Derek Jeter's Banker Joins Rockefellers in New Wall Street Venture

By Liz Hoffman Features Dow Jones Newswires

Greg Fleming, a well-known Wall Street executive, is resurfacing nearly two years after leaving his role at Morgan Stanley as a top lieutenant of Chief Executive James Gorman.

Continue Reading Below

Rockefeller & Co., the family office of 19th-century oil baron John D. Rockefeller, is expected on Wednesday to name Mr. Fleming its new CEO, part of a deal in which the firm will be acquired by hedge-fund firm Viking Global Investors LP and recast as an adviser and asset manager to the ultrawealthy.

The deal is a reboot for the 135-year-old firm and a comeback for the 54-year-old Mr. Fleming, who came close to the top jobs at Merrill Lynch & Co. and Morgan Stanley but fell short at both.

Since leaving Morgan Stanley in 2016 amid signs he wouldn't succeed Mr. Gorman, he has flirted with a few high-profile Wall Street firms and tended to a client roster that includes Canadian billionaire Paul Desmarais and former New York Yankee Derek Jeter, whom Mr. Fleming advised on the $1.2 billion consortium purchase of the Miami Marlins baseball team.

Now with Viking's backing, Mr. Fleming will be charged with turning a storied family office with only $16.6 billion in assets into a broader concierge for the Rockefellers' peer set -- wealthy families, endowments, nonprofit foundations and other institutional investors.
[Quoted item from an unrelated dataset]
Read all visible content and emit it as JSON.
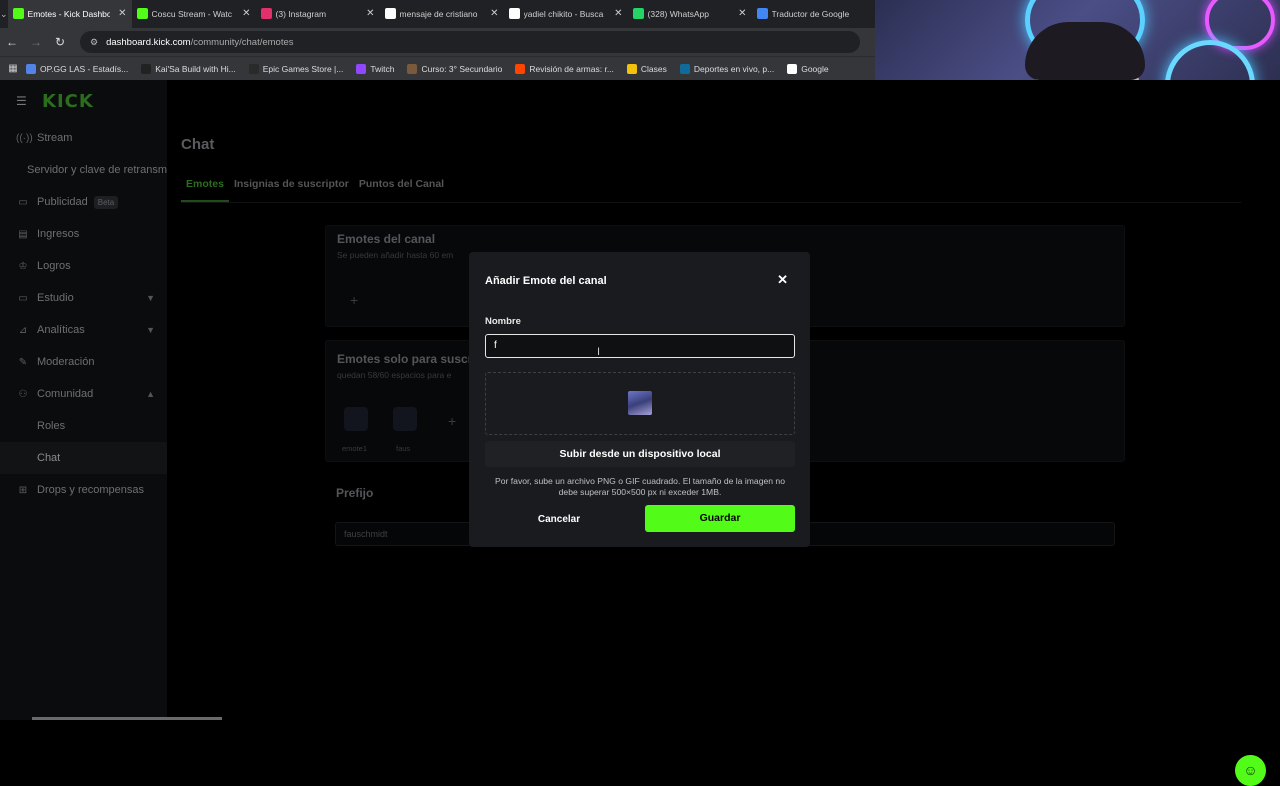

The idea is to bolt merger and other strategic advice onto the firm's existing wealth advisory and fund-management arms.

"The resonance of the [Rockefeller] name is huge," Mr. Fleming said. "Rather than having to spend time putting the brand on the map, I can focus on operating it and talking to clients."

Continue Reading Below

Viking, which has about $25 billion under management, will buy a majority of the firm and rebrand it as Rockefeller Capital Management. The purchase price isn't being disclosed, but a person familiar with the matter pegged it at low nine-figures, plus a commitment from Viking to invest more.

Rockefeller family members will continue to own about 10% of the company. Mr. Fleming will invest as well.

"This deal gives us the ability to reinvest in the business and offer our clients a broader array of services, neither of which we had before, " said David Rockefeller Jr., the firm's chairman.

Viking is one of the world's largest stock-focused hedge funds. It is led by the billionaire Andreas Halvorsen, a triathlete who earlier worked for the hedge-fund luminary Julian Robertson.

Wealth management, asset management and corporate advice are prized on Wall Street these days for their stable returns and little need for capital. Still, they are competitive and fragmented, with hundreds of small shops vying with the major banks.

Rockefeller & Co. traces its roots to 1882, when John D. Rockefeller launched an office to manage his oil fortune. It began taking outside money in 1979, and today the family accounts for about one-third of its assets, which are at about half their 2012 level.

CEO Reuben Jeffery III, a former Goldman Sachs partner who later worked in President George W. Bush's state department, will remain on Rockefeller's reconstituted board.

Mr. Fleming rose up the ranks as a Merrill Lynch investment banker, brokering deals for money managers and other financial firms. His crowning achievement: helping wrangle $50 billion out of Bank of America for a teetering Merrill in September 2008.

He joined Morgan Stanley a year later, where he reunited with his former Merrill colleague, Mr. Gorman, to run the firm's asset- and wealth-management business, which came to drive nearly half of Morgan Stanley's revenue after the financial crisis.

Seen as ambitious and well-rounded, he joined the board of fund manager Putnam Investments and taught at his law school alma mater, Yale University.

He also considered joining Pacific Investment Management Co. and private-equity firm Blackstone Group LP in senior roles, according to people familiar with the matter.

"I spent half my career in senior executive positions at public companies," he said. "I was looking for something else."

Write to Liz Hoffman at

(END) Dow Jones Newswires

October 04, 2017 08:55 ET (12:55 GMT)